Image: iStock While many people use camouflage simply to go fashion, many other living beings use this ability to survive in a world full of predators. Change color, cover yourself with sand or blend in with the surroundings, the art of camouflage has no limits, and there are already many videos and images that show it to us. Although at first glance it seems easy to identify it, it is not at allThe insect in question is called the stink bug A great example of this can be seen in the video uploaded by photographer David Weiller. In the following recording you can see the bark of an Amazon tree located in the Colombian municipality of Leticia, however, this is not the only thing hidden in that scene. Although nothing is appreciated at first, it only takes a few seconds to discover that a small insect is hidden in the foreground. (embed) https://www.youtube.com/watch?v=7pGVW_xHn7A (/ embed) Youtube Video The insect in question is a stink bug. This little bug, receives this name because when it is in situations of high stress can emulsify a very unpleasant odor liquid composed of different elements, among which is cyanide.Currently, this insect is considered a threat to agriculture, since on the one hand, it reproduces very quickly, increasing the level of damage it causes to all types of crops, and on the other, it is resistant to most pesticides They are currently in the market.
During the event, our SJS Girl Scouts held their first cookie booth sale of the year. The girls did a fantastic job and sold many, many boxes of cookies! Thank you to everyone who laced up their skates and came out for our ice skating event, and thank you to everyone who either purchased cookies for their own enjoyment or purchased cookies for donation to our troops!Visit our Facebook page to view all of the photos from the fun night.*Advertisement* St. John School enjoyed an evening of ice skating at our fourth annual family skate night at Steriti Rink last Friday. St. John School Fourth Annual Family Skate Night 1 of 14
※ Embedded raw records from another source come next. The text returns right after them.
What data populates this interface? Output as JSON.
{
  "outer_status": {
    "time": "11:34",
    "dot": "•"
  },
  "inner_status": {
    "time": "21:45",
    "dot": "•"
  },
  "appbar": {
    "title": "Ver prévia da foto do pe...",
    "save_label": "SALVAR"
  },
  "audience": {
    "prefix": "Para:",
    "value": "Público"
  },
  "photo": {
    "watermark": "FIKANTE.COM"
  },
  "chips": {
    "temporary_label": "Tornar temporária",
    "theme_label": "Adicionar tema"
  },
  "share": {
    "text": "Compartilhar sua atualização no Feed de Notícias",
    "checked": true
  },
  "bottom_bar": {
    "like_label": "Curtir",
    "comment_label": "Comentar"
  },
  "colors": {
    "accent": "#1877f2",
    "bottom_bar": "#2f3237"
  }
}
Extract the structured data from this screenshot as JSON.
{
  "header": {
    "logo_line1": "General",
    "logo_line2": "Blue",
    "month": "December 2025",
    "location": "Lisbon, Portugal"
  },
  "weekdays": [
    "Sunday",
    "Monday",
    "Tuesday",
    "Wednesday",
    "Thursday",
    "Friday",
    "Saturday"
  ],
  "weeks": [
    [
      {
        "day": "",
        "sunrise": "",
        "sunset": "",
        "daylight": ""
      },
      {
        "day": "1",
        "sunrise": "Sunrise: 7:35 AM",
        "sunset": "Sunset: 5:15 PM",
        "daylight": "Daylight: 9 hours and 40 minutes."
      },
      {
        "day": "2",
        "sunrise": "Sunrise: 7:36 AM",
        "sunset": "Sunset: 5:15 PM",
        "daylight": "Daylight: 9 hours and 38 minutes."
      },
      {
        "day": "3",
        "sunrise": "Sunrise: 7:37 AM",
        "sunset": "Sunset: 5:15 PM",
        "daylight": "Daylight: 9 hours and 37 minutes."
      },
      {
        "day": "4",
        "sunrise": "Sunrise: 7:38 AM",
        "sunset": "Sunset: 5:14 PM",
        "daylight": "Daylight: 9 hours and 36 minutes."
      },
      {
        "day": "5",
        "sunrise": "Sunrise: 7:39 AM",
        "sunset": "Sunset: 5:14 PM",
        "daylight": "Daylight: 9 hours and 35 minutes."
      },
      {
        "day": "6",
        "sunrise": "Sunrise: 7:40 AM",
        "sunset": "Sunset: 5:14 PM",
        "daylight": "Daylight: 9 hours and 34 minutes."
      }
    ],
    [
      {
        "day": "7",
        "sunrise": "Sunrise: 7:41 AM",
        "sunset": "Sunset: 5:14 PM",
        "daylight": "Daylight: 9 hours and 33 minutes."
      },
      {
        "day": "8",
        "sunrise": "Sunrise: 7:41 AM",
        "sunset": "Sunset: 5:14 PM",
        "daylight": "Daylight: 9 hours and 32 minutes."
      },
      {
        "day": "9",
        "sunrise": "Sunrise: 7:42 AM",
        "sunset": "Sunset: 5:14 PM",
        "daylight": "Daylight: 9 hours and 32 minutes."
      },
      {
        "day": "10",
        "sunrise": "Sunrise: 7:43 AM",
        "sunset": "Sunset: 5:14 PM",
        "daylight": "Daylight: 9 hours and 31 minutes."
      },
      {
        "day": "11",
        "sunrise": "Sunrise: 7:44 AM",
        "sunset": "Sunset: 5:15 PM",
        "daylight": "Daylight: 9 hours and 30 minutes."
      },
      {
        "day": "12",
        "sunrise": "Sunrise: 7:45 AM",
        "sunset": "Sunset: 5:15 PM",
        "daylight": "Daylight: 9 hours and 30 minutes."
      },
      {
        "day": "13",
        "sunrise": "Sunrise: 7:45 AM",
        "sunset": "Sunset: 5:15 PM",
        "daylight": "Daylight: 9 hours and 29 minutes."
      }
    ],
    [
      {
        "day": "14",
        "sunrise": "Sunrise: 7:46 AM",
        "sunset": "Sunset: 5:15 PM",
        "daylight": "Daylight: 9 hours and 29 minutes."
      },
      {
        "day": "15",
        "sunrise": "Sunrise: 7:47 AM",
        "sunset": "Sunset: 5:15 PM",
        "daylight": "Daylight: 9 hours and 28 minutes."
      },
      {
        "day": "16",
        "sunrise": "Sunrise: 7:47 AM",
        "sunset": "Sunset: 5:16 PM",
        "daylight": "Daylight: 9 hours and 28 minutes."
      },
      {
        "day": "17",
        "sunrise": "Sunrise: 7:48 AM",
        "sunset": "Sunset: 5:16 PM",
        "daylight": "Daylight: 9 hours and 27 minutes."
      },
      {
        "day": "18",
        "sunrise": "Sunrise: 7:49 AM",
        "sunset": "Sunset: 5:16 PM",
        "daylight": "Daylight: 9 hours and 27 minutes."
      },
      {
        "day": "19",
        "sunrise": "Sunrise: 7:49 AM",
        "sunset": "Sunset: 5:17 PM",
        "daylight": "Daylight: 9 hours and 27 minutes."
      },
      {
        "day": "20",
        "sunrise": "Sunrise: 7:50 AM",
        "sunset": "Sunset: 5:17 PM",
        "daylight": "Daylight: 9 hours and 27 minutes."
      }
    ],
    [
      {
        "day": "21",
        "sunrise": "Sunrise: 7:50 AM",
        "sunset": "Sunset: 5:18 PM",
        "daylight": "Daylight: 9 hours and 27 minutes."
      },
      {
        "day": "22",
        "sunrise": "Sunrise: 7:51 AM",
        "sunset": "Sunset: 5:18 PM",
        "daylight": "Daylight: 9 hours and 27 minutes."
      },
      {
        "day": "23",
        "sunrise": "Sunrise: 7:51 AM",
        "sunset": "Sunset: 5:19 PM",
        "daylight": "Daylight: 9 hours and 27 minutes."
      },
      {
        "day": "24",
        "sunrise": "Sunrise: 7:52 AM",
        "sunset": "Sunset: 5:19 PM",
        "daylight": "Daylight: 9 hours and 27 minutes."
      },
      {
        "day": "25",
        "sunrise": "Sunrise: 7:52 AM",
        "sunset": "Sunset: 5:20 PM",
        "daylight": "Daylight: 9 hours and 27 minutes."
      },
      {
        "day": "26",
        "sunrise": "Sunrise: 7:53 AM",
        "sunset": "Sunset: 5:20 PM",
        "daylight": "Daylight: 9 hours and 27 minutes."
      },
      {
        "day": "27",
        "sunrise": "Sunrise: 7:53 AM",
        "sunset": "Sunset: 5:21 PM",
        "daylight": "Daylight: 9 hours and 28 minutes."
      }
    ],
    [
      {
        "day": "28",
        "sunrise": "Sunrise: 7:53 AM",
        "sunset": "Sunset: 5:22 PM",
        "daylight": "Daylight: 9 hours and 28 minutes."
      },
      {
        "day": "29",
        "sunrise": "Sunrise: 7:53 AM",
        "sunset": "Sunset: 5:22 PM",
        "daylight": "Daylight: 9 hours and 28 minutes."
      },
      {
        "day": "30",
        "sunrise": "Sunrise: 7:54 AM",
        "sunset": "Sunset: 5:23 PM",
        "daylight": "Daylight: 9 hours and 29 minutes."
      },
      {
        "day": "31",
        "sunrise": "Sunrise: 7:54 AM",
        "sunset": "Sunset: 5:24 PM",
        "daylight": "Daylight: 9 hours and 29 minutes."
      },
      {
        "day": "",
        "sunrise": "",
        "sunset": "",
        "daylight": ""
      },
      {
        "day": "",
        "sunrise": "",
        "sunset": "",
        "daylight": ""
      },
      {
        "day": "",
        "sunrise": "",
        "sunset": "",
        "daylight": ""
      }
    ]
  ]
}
Jul 17 2018Actigraphy can be a useful clinical tool for the evaluation of adult and pediatric patients with suspected sleep disorders, including circadian rhythm sleep-wake disorders, according to a clinical practice guideline from the American Academy of Sleep Medicine (AASM).The guideline, which is published in the July 15 issue of the Journal of Clinical Sleep Medicine, provides recommendations for the use of actigraphy in adult and pediatric patients with suspected or diagnosed sleep disorders or circadian rhythm sleep-wake disorders. It includes seven conditional recommendations describing clinical scenarios in which clinicians can use actigraphy to help them understand a patient’s sleep habits across multiple nights. Additionally, one strong recommendation indicates that clinicians should not use actigraphy in place of electromyography for the diagnosis of periodic limb movement disorder.”Actigraphy is a clinical tool that has an important role in the assessment of certain sleep disorders, especially chronic insomnia and circadian-rhythm sleep-wake disorders,” said lead author Michael T. Smith, MA, PhD, a professor of psychiatry and behavioral sciences at Johns Hopkins School of Medicine in Baltimore. “Actigraphic devices are easy for children and adults to use at home, allowing clinicians to gather objective data across multiple nights to gain a better understanding of a patient’s typical sleep timing and duration.”Related StoriesMore than 936 million people have sleep apnea, ResMed-led analysis revealsSleep decline in one’s 50s, 60s increases risk of Alzheimer’s diseaseSleep disorders in patients with low back pain linked to increased healthcare visits, costsActigraphic devices typically are worn on the wrist or ankle for sleep assessment, and they use an accelerometer to record and integrate the occurrence and degree of limb movement activity over time. Mathematical algorithms are then applied to these data to estimate wakefulness and sleep. Potential benefits of actigraphy include its convenience, relatively low patient burden, longitudinal assessment capability, and relatively low cost.Developed by an expert task force and approved by the AASM board of directors, the guideline updated previously published practice parameters and was based on a systematic literature review, meta-analyses, and assessment of the evidence using the GRADE methodology. A draft of the guideline was previously made available for public comment.The systematic review focused exclusively on clinical grade devices approved by the U.S. Food and Drug Administration. It did not cover consumer wearable devices, mobile apps, or other non-prescription devices directly marketed to consumers, which were the subject of a recently published AASM position statement on consumer sleep technology.”Actigraphy provides useful objective metrics across a variety of sleep-wake disorders in the setting of a comprehensive sleep evaluation at an accredited sleep center,” said AASM President Dr. Douglas Kirsch. “However, it is important to recognize that actigraphy is not a substitute for polysomnography when clinical circumstances require a more detailed evaluation of sleep.”Source: https://aasm.org/actigraphy-guideline-release/